Assay formats are either sandwich (direct) or competitive (competitive inhibition) in nature, and the assay format can accommodate qualitative, semi-quantitative, or fully quantitative assays. Direct assays are typically used when testing for larger analytes with multiple antigenic sites, such as hCG, Dengue antibody or antigen or HIV. In this case, a positive result is indicated by the presence of a test line.  Less than an excess of sample analyte is desired, so that some of the conjugated particles will not be captured at the capture line, and will continue to flow toward the second line of immobilized antibodies, the control line. This control line typically comprises a species-specific anti-immunoglobulin antibody specific for the conjugated antibody. Competitive formats are typically used when testing for small molecules with single antigenic determinants, which cannot bind to two antibodies simultaneously. In this format, a positive result is indicated by the absence of a test line on the reaction matrix. A control line should still form, irrespective of the result on the test line. The two formats are illustrated schematically in Figures 2a and 2b below.

lateral flow, rapid diagnostic test, point of care diagnostic, immunoassay

Figure 2a: Direct Solid Phase Immunoassay

lateral flow, rapid diagnostic test, point of care diagnostic, immunoassay

Figure 2b: Competitive Solid Phase Immunoassay

Why Consider Lateral Flow Immunoassays for Your Rapid Diagnostic Testing Needs?

Lateral flow immunoassays are easy to use.
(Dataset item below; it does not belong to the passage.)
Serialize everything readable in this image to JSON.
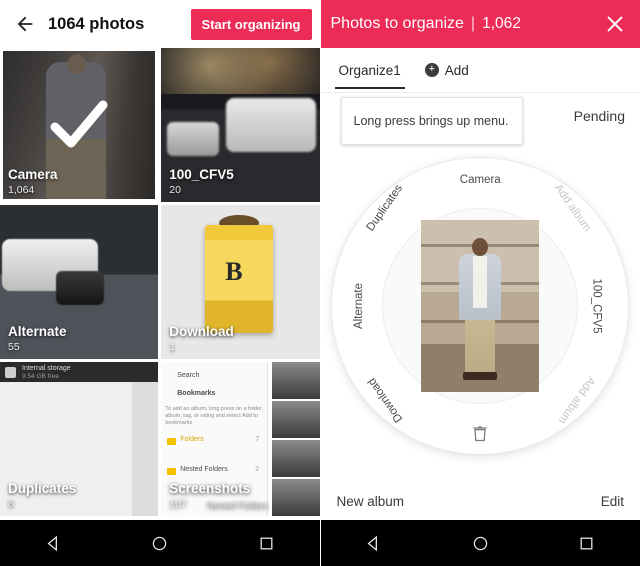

The user simply needs to dip the sample pad into the liquid they want to test and then lay the test flat or apply the sample directly to the cassette.  If the test is positive, a colored or fluorescent line will show up on the test along with a control line. If the test is negative, only the control line will be present. For many years, women with no medical training have successfully used this kind of test to detect pregnancy or ovulation at home.

More advanced lateral flow tests provide additional benefits, including higher sensitivity, multiplexing and the ability to detect multiple biomarkers from a single finger stick. These advanced tests are useful for in-the-field testing.

Lateral flow rapid tests provide results quickly. In many cases, the test and control lines show up almost immediately with definitive results available within a few minutes. This rapidity is important in medical settings where doctors have limited time available to spend with each patient, as well as in manufacturing process quality control checks in pharmaceutical companies, highly sensitive human performance testing for athletes, and bioprocessing and GMO testing in agriculture and food safety.

Why DCN?

DCN is the go-to company for the design and development of point-of-care diagnostic assays that have tough specifications, including:

  • High Sensitivity
  • Quantification
  • Multiplexing
  • Tough Sample Matrices
  • Reader Integration

Our cross-functional team of assay development and engineering professionals allows us to assist you in the development of your entire rapid diagnostic test from concept to commercialization.

Our staff has unparalleled experience in developing the highest performing point-of-care assays in lateral flow markets, ranging from medical diagnostics to veterinary, food science, bio-defense, agricultural, and environmental health tests.

DCN operates under ISO 9001:2015 and ISO 13485:2016All of our development programs are done under Design Controls, and all production activities for reagents, components, assays and electronics are performed under our EN 13485 system.